“And lose her trade? It isn’t likely,” and they scurried along.

“How do you know she’s good?” asked one as she stumbled over a string
of bushes.

“She has a crystal ball,” said Jean. “_They_ are all good!”

“We’ll be good if we get back before study hour is over. It’s all right
though, when Dorothy Dale did not get to hear of it. I’m just crazy to
know something.”

“We all are–you goose. That’s why we are risking our reports.”

A few minutes later the girls were crowded into a dingy little room
where Madame Shebad had arranged to tell their fortunes.

It was, of course, Jean’s idea, for Glenwood was rather dull for a
girl who had been accustomed to the city life that Jean Faval left to
“finish up” at a fashionable school. Only a musty curtain divided the
parts of the fortune teller’s cabin, and, one at a time of course, the
girls were to go behind this and get dizzy, gazing into the big, glass
ball, made in an Ohio glass factory, but supposed to come from some
other mysterious place, not on the maps of this good government.

“You go first,” begged a girl who was really first in line.

“Come in proper turns, please,” said a voice from inside the curtain,
and the timid one started.

“Let me have your hand,” commanded the same, lazy voice.

The hand trembled visibly, and the fortune teller was clever enough to
say that the girl had a very nervous temperament!

“But you are talented,” she added shrewdly, “and you will get on in
life. I see you on a ship–you are going on a long journey, and when
you return you will be strong and well.”

So she went on, while Tillie (for it was she) shook more every moment,
not alone because of the strained position she sat in, with her hand in
that of the woman’s, and her eyes glued to the ball, but because she
was worrying about getting back to school.




Several other girls went through the same sing-song fortune telling
with the slight variations of letters coming, and light and dark
friends of different grades and different shades.

Then it was Cecilia Reynolds’ turn.

“You are a leader,” the fortune teller told Cissy, noting that she
carried a small purse, “but beware of a very light and pretty girl
(Dorothy, of course). She has a way of making people think she is fond
of them, but this is all for her own ends.
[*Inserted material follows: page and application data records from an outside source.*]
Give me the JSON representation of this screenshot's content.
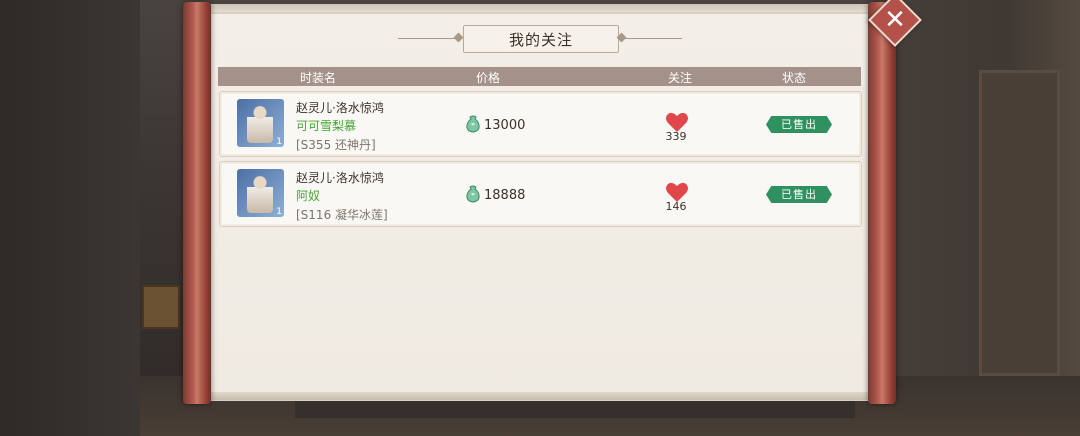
{
  "dialog": {
    "title": "我的关注",
    "close_icon": "close-icon"
  },
  "table": {
    "headers": [
      "时装名",
      "价格",
      "关注",
      "状态"
    ],
    "rows": [
      {
        "item_name": "赵灵儿·洛水惊鸿",
        "seller": "可可雪梨慕",
        "server": "[S355 还神丹]",
        "quantity": "1",
        "price": "13000",
        "likes": "339",
        "status": "已售出"
      },
      {
        "item_name": "赵灵儿·洛水惊鸿",
        "seller": "阿奴",
        "server": "[S116 凝华冰莲]",
        "quantity": "1",
        "price": "18888",
        "likes": "146",
        "status": "已售出"
      }
    ]
  },
  "colors": {
    "accent_green": "#2f9160",
    "seller_green": "#47a335",
    "heart_red": "#e0474b",
    "header_bar": "#a4928a"
  }
}
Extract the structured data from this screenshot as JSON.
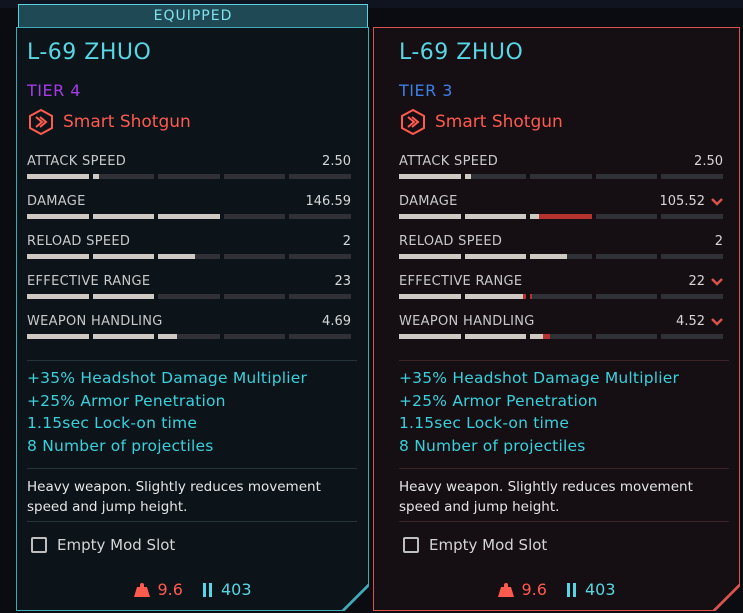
{
  "equipped_label": "EQUIPPED",
  "colors": {
    "cyan": "#58d6e3",
    "red": "#ff5a4e",
    "tier4": "#a53ce6",
    "tier3": "#3c7fe6"
  },
  "left": {
    "name": "L-69 ZHUO",
    "tier": "TIER 4",
    "type": "Smart Shotgun",
    "type_icon": "smart-weapon-icon",
    "stats": [
      {
        "label": "ATTACK SPEED",
        "value": "2.50",
        "fill": 0.22,
        "loss": 0
      },
      {
        "label": "DAMAGE",
        "value": "146.59",
        "fill": 0.6,
        "loss": 0
      },
      {
        "label": "RELOAD SPEED",
        "value": "2",
        "fill": 0.52,
        "loss": 0
      },
      {
        "label": "EFFECTIVE RANGE",
        "value": "23",
        "fill": 0.4,
        "loss": 0
      },
      {
        "label": "WEAPON HANDLING",
        "value": "4.69",
        "fill": 0.46,
        "loss": 0
      }
    ],
    "bonuses": [
      "+35% Headshot Damage Multiplier",
      "+25% Armor Penetration",
      "1.15sec Lock-on time",
      "8 Number of projectiles"
    ],
    "description": "Heavy weapon. Slightly reduces movement speed and jump height.",
    "mod_slot": "Empty Mod Slot",
    "weight": "9.6",
    "ammo": "403"
  },
  "right": {
    "name": "L-69 ZHUO",
    "tier": "TIER 3",
    "type": "Smart Shotgun",
    "type_icon": "smart-weapon-icon",
    "stats": [
      {
        "label": "ATTACK SPEED",
        "value": "2.50",
        "fill": 0.22,
        "loss": 0,
        "down": false
      },
      {
        "label": "DAMAGE",
        "value": "105.52",
        "fill": 0.43,
        "loss": 0.17,
        "down": true
      },
      {
        "label": "RELOAD SPEED",
        "value": "2",
        "fill": 0.52,
        "loss": 0,
        "down": false
      },
      {
        "label": "EFFECTIVE RANGE",
        "value": "22",
        "fill": 0.39,
        "loss": 0.015,
        "down": true
      },
      {
        "label": "WEAPON HANDLING",
        "value": "4.52",
        "fill": 0.44,
        "loss": 0.025,
        "down": true
      }
    ],
    "bonuses": [
      "+35% Headshot Damage Multiplier",
      "+25% Armor Penetration",
      "1.15sec Lock-on time",
      "8 Number of projectiles"
    ],
    "description": "Heavy weapon. Slightly reduces movement speed and jump height.",
    "mod_slot": "Empty Mod Slot",
    "weight": "9.6",
    "ammo": "403"
  }
}
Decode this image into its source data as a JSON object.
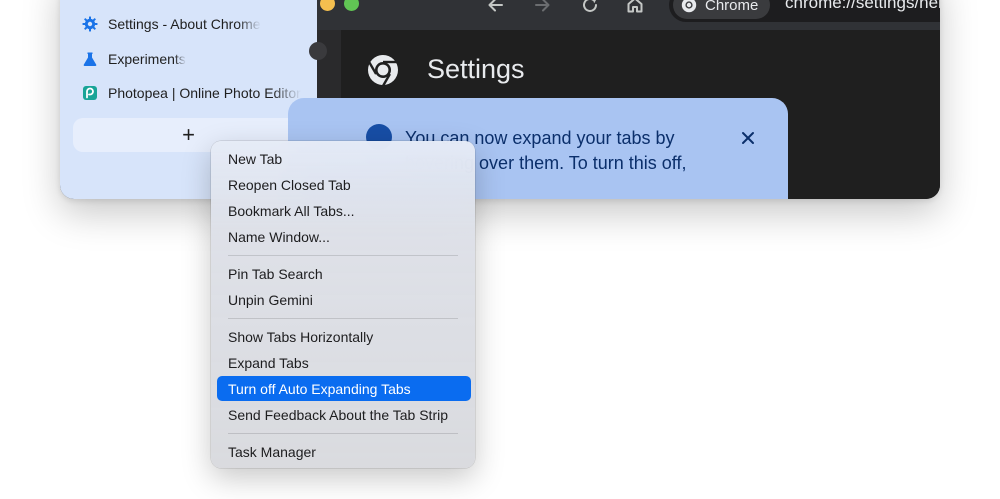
{
  "sidebar": {
    "tabs": [
      {
        "label": "Settings - About Chrome",
        "icon": "gear-icon"
      },
      {
        "label": "Experiments",
        "icon": "flask-icon"
      },
      {
        "label": "Photopea | Online Photo Editor",
        "icon": "photopea-icon"
      }
    ],
    "new_tab_label": "+"
  },
  "toolbar": {
    "chip_label": "Chrome",
    "url": "chrome://settings/help"
  },
  "content": {
    "title": "Settings"
  },
  "promo": {
    "text": "You can now expand your tabs by hovering over them. To turn this off,",
    "close_icon": "close-icon"
  },
  "menu": {
    "items": [
      "New Tab",
      "Reopen Closed Tab",
      "Bookmark All Tabs...",
      "Name Window...",
      "Pin Tab Search",
      "Unpin Gemini",
      "Show Tabs Horizontally",
      "Expand Tabs",
      "Turn off Auto Expanding Tabs",
      "Send Feedback About the Tab Strip",
      "Task Manager"
    ],
    "selected_index": 8
  },
  "colors": {
    "tab_strip": "#d7e4fa",
    "toolbar": "#303236",
    "content": "#1f1f1f",
    "promo": "#a9c4f2",
    "selection": "#0a6cf0"
  }
}
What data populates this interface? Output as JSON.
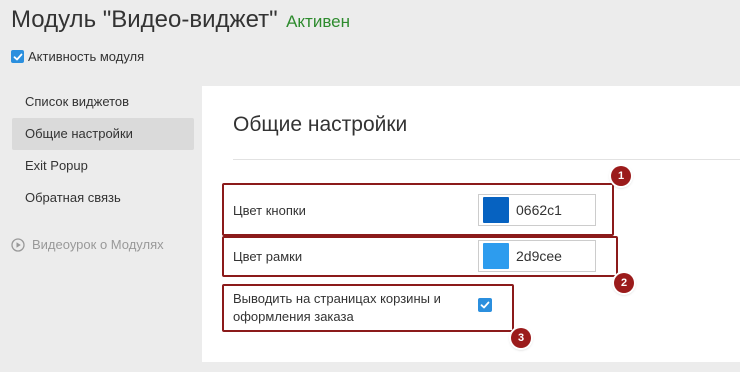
{
  "header": {
    "title": "Модуль \"Видео-виджет\"",
    "status": "Активен",
    "status_color": "#2e8b2e"
  },
  "module_active": {
    "label": "Активность модуля",
    "checked": true
  },
  "sidebar": {
    "items": [
      {
        "label": "Список виджетов",
        "active": false
      },
      {
        "label": "Общие настройки",
        "active": true
      },
      {
        "label": "Exit Popup",
        "active": false
      },
      {
        "label": "Обратная связь",
        "active": false
      }
    ],
    "video_link": {
      "label": "Видеоурок о Модулях",
      "icon": "play-circle-icon"
    }
  },
  "panel": {
    "title": "Общие настройки",
    "fields": {
      "button_color": {
        "label": "Цвет кнопки",
        "value": "0662c1",
        "swatch": "#0662c1"
      },
      "border_color": {
        "label": "Цвет рамки",
        "value": "2d9cee",
        "swatch": "#2d9cee"
      },
      "show_in_cart": {
        "label_line1": "Выводить на страницах корзины и",
        "label_line2": "оформления заказа",
        "checked": true
      }
    }
  },
  "annotations": {
    "badge1": "1",
    "badge2": "2",
    "badge3": "3",
    "color": "#8b1a1a"
  }
}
I see—-” and she paused
significantly, “a child–a little dark girl. She cries! What is the
matter with her? What has she done?”

Zada! Those who listened back of the curtains were dumbfounded.

“She has done something she regrets very much, and she wants to tell
this light girl. Her home is far away, and she will soon return to it.
Who told her to do that thing?”

The woman gave this chance to take effect, and, while doing so, took a
fresh stick of gum. Cecilia looked on the glass. The woman came back
to it, and almost kissed it, as she pretended to look deeper into its
depths.

“Yes, and there is trouble,” she rumbled, “much trouble. But it isn’t
well to foresee trouble,” and she sighed as if that “trouble” would
break her own heart.

Cecilia was very restless. It would get late in spite of all
calculations.

It was now Jean Faval’s turn. She walked in as if used to such scenes,
had her glove off in advance, and handed out her hand as mechanically
as if offering it to a manicurist.

The woman looked at her very sharply, and it was some moments before
she spoke.

“The lines are crossed,” she said finally, “and so is your life to
be. You have a great will, but you do not allow it to have its proper
control. Your ambition is–money, and what about a letter? Who wrote
the torn letter?”

She looked from the glass ball straight into Jean’s eyes, but the
latter never flinched.

“Have you any questions to ask?” the woman inquired.

Jean hesitated. Then she said: “When will I get my answer to that
letter? Is there anything in it?”

“No,” said the teller sharply. “The answer will surprise you very much.
Don’t be too sure (common advice). But this very night you will dream.
That dream is the answer to your letter.”

There was a perceptible titter from some place.

Then the seance was over!

Such a prattle, and such confusion as reigned among that party of girls
as they hurried back to Glenwood!

Jean alone was silent. How did that woman guess about her letter? And
she had warned her to be careful. Well, she would wait for a time at
least. She would say nothing at school about Major Dale!